Mayflower

 

Ming Well Int'l Corp.

 

Miri Footwear International, Inc.

 

Mix Mode

 

Morgan Int'l Co., Ltd C/O Hwashun

 

New Allied

 

New Fu Xiang

 

Northstar Sourcing Group Hk Ltd

 

O.T. Enterprise Co.

 

O'lear Ind Vietnam Co. Ltd also spelled as O'leer Ind. Vietnam Co. Ltd

 

O'leer Ind. Vietnam Co. Ltd

 

Ontario Dc

 

Osco Industries Ltd

 

Osco Vietnam Company Ltd

 

Pacific Best Co., Ltd

 

Perfect Global Enterprises Ltd

 

Peter Truong Style, Inc.

 

Petrona Trading Corp

 

Phuoc Binh Company Ltd

 

Phy Lam Industry Trading Investment Corp

 

Pop Europe

 

Pou Chen P/A Pou Sung Vietnam Co, Ltd

 

Pou Chen Corp P/A Idea

 

Pou Chen Corp P/A Yue Yuen Industrial Estate

 

Pro Dragon Inc.

 

Puibright Investments Limited T/A

 

Putian Lifeng Footwear Co. Ltd

 

Putian Newpower International T

 

Putian Xiesheng Footwear Co

 

Quan Tak

 

Red Indian

 

Rick Asia (Hong Kong) Ltd

 

Right Source Investment Limited/Vinh Long Footwear Co., Ltd

 

Right Source Investments Ltd

 

Robinson Trading Ltd

 

Rubber Industry Corp.
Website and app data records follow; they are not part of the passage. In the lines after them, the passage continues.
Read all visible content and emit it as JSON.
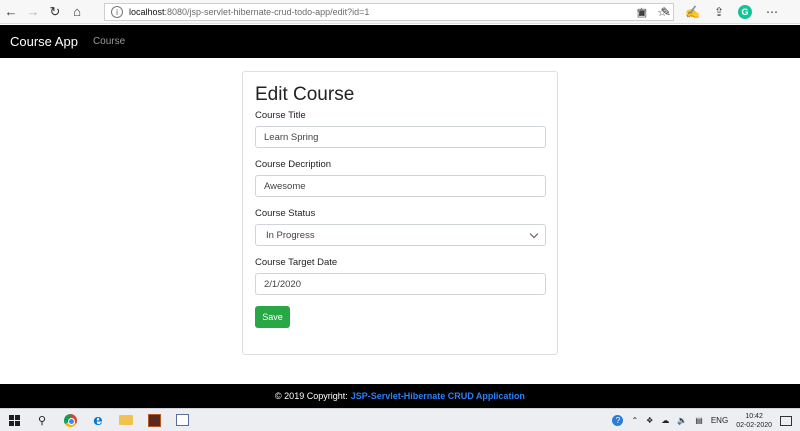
{
  "browser": {
    "url_host": "localhost",
    "url_path": ":8080/jsp-servlet-hibernate-crud-todo-app/edit?id=1"
  },
  "navbar": {
    "brand": "Course App",
    "link": "Course"
  },
  "form": {
    "title": "Edit Course",
    "fields": {
      "title_label": "Course Title",
      "title_value": "Learn Spring",
      "description_label": "Course Decription",
      "description_value": "Awesome",
      "status_label": "Course Status",
      "status_value": "In Progress",
      "date_label": "Course Target Date",
      "date_value": "2/1/2020"
    },
    "save_label": "Save"
  },
  "footer": {
    "text": "© 2019 Copyright:",
    "link": "JSP-Servlet-Hibernate CRUD Application"
  },
  "taskbar": {
    "language": "ENG",
    "time": "10:42",
    "date": "02-02-2020"
  },
  "colors": {
    "navbar": "#000000",
    "save_button": "#28a745",
    "footer_link": "#2d7ff9"
  }
}
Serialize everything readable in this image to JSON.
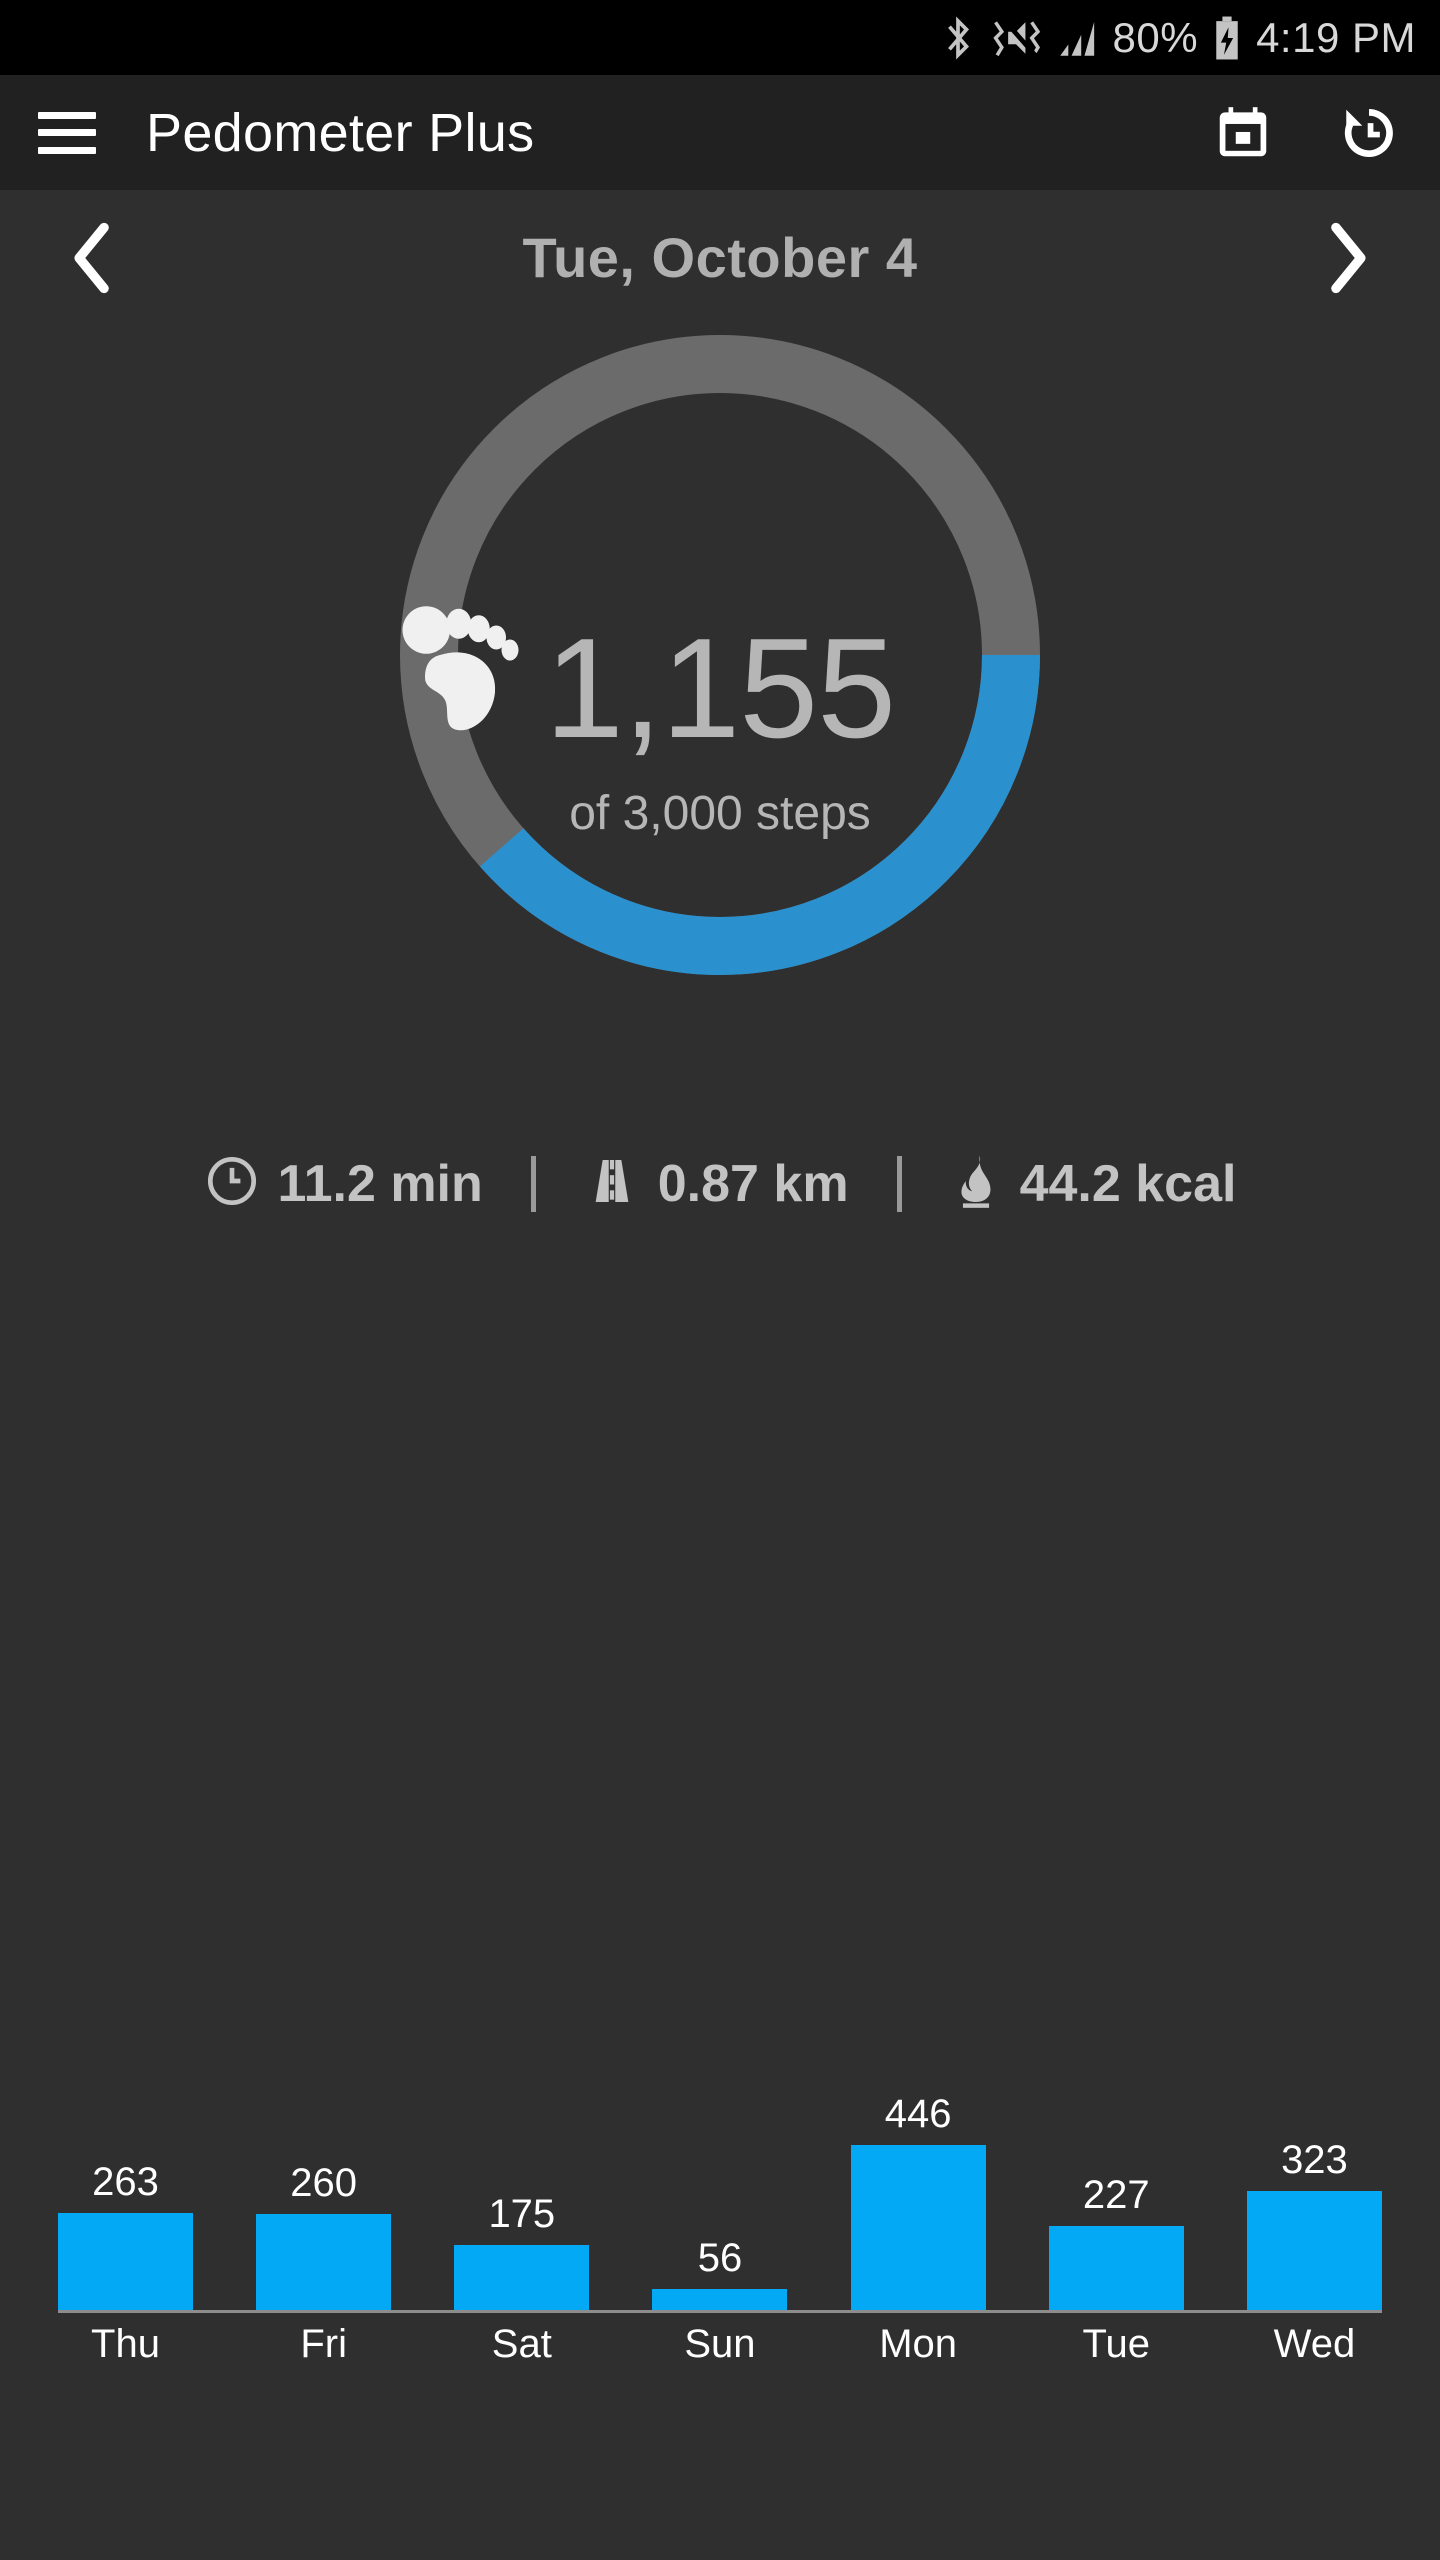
{
  "status_bar": {
    "battery_percent": "80%",
    "time": "4:19 PM",
    "icons": [
      "bluetooth-icon",
      "volume-mute-icon",
      "signal-bars-icon",
      "battery-charging-icon"
    ]
  },
  "app_bar": {
    "title": "Pedometer Plus",
    "menu_icon": "hamburger-menu-icon",
    "actions": [
      {
        "name": "calendar-icon",
        "label": "Calendar"
      },
      {
        "name": "history-icon",
        "label": "History"
      }
    ]
  },
  "date_nav": {
    "prev_label": "‹",
    "date": "Tue, October 4",
    "next_label": "›"
  },
  "progress_ring": {
    "icon": "footprint-icon",
    "steps": "1,155",
    "goal_text": "of 3,000 steps",
    "steps_value": 1155,
    "goal_value": 3000,
    "progress_fraction": 0.385,
    "track_color": "#6b6b6b",
    "progress_color": "#2a91ce"
  },
  "stats": [
    {
      "icon": "clock-icon",
      "value": "11.2 min"
    },
    {
      "icon": "road-icon",
      "value": "0.87 km"
    },
    {
      "icon": "flame-icon",
      "value": "44.2 kcal"
    }
  ],
  "chart_data": {
    "type": "bar",
    "title": "",
    "xlabel": "",
    "ylabel": "",
    "categories": [
      "Thu",
      "Fri",
      "Sat",
      "Sun",
      "Mon",
      "Tue",
      "Wed"
    ],
    "values": [
      263,
      260,
      175,
      56,
      446,
      227,
      323
    ],
    "ylim": [
      0,
      446
    ],
    "grid": false,
    "legend": false,
    "bar_color": "#03a9f4",
    "axis_color": "#8d8d8d",
    "label_color": "#ffffff"
  },
  "colors": {
    "page_background": "#2f2f2f",
    "appbar_background": "#212121",
    "statusbar_background": "#000000",
    "accent_blue": "#03a9f4",
    "ring_blue": "#2a91ce",
    "ring_gray": "#6b6b6b",
    "text_primary": "#ffffff",
    "text_secondary": "#b6b6b6"
  }
}
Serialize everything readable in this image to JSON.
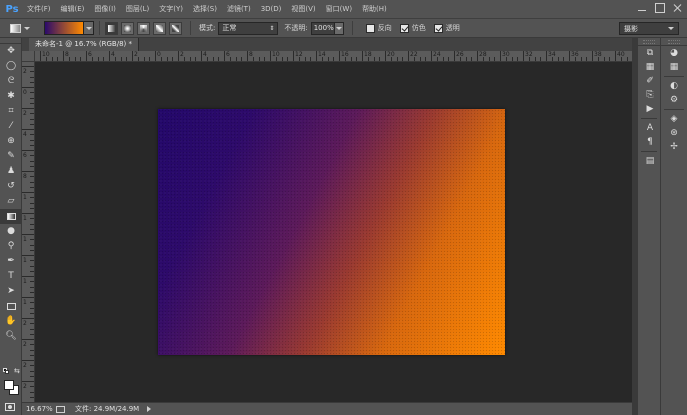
{
  "app": {
    "logo_text": "Ps"
  },
  "menu": {
    "items": [
      "文件(F)",
      "编辑(E)",
      "图像(I)",
      "图层(L)",
      "文字(Y)",
      "选择(S)",
      "滤镜(T)",
      "3D(D)",
      "视图(V)",
      "窗口(W)",
      "帮助(H)"
    ]
  },
  "options_bar": {
    "mode_label": "模式:",
    "mode_value": "正常",
    "opacity_label": "不透明:",
    "opacity_value": "100%",
    "reverse_label": "反向",
    "dither_label": "仿色",
    "transparency_label": "透明",
    "reverse_checked": false,
    "dither_checked": true,
    "transparency_checked": true,
    "gradient_colors": [
      "#2a0a6b",
      "#ff8a00"
    ],
    "workspace_value": "摄影"
  },
  "document": {
    "tab_title": "未命名-1 @ 16.7% (RGB/8) *",
    "gradient_start_color": "#23086a",
    "gradient_end_color": "#ff8a00"
  },
  "rulers": {
    "top_labels": [
      "10",
      "8",
      "6",
      "4",
      "2",
      "0",
      "2",
      "4",
      "6",
      "8",
      "10",
      "12",
      "14",
      "16",
      "18",
      "20",
      "22",
      "24",
      "26",
      "28",
      "30",
      "32",
      "34",
      "36",
      "38",
      "40"
    ],
    "left_labels": [
      "2",
      "0",
      "2",
      "4",
      "6",
      "8",
      "1",
      "1",
      "1",
      "1",
      "1",
      "1",
      "2",
      "2",
      "2",
      "2"
    ]
  },
  "status": {
    "zoom": "16.67%",
    "doc_info": "文件: 24.9M/24.9M"
  },
  "colors": {
    "foreground": "#ffffff",
    "background": "#ffffff"
  }
}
Rubimex

 

Seng Hong Shoes (Dong Guan) Co. Ltd

 

Seville Footwear

 

Shanghai Xinpingshun Trade Co. Ltd

 

Sheng Rong

 

Shenzhen Guangyufa Industrial Co. Ltd

 

Shenzhen Henggtengfa Electroni

 

Shining Ywang Corp

 

Shishi

 

Shishi Longzheng Import And Export Trade Co. Ltd

 

Shoe Premier

 

Simonato

 

Sincere Trading Co. Ltd

 

Sinowest

 

Slipper Hut & Co

 

Sun Power International Co., Ltd

 

Sunkuan Taichung Office/Jia Hsin Co., Ltd

 

Sunny

 

Sunny Faith Co., Ltd

 

Sunny State Enterprises Ltd

 

Tbs

 

Tendenza Enterprise Ltd

 

Texas Shoe Footwear Corp

 

Thai Binh Holding & Shoes Manufac

 

Thanh Le General Import-Export Trading Company

 

Thuong Tang Shoes Co. Ltd

 

Tian Lih

 

Tong Shing Shoes Company

 

Top Advanced Enterprise Limited

 

Trans Asia Shoes Co. Ltd

 

Triple Win

 

Trullion Inc.

 

Truong Son Trade And Service Co. Ltd

 

Tunlit International Ltd- Simple Footwear

 

Uyang

 

Vietnam Xin Chang Shoes Co.

 

Vinh Long Footwear Co. Ltd

 

Wincap Industrial Ltd

 

Wuzhou Partner Leather Co. Ltd

 

Xiamen Duncan — Amos Sportswear Co. Ltd

 

Xiamen Luxinjia Import & Export Co.

 

Xiamen Ocean Imp&Exp

 

Xiamen Unibest Import And Export Co. Ltd

 

Yangzhou Baoyi Shoes

 

Ydra Shoes

 

Yongming Footwear Factory

 

Zhong Shan Pou Shen Footwear Company Ltd

 

Zigi New York Group


Top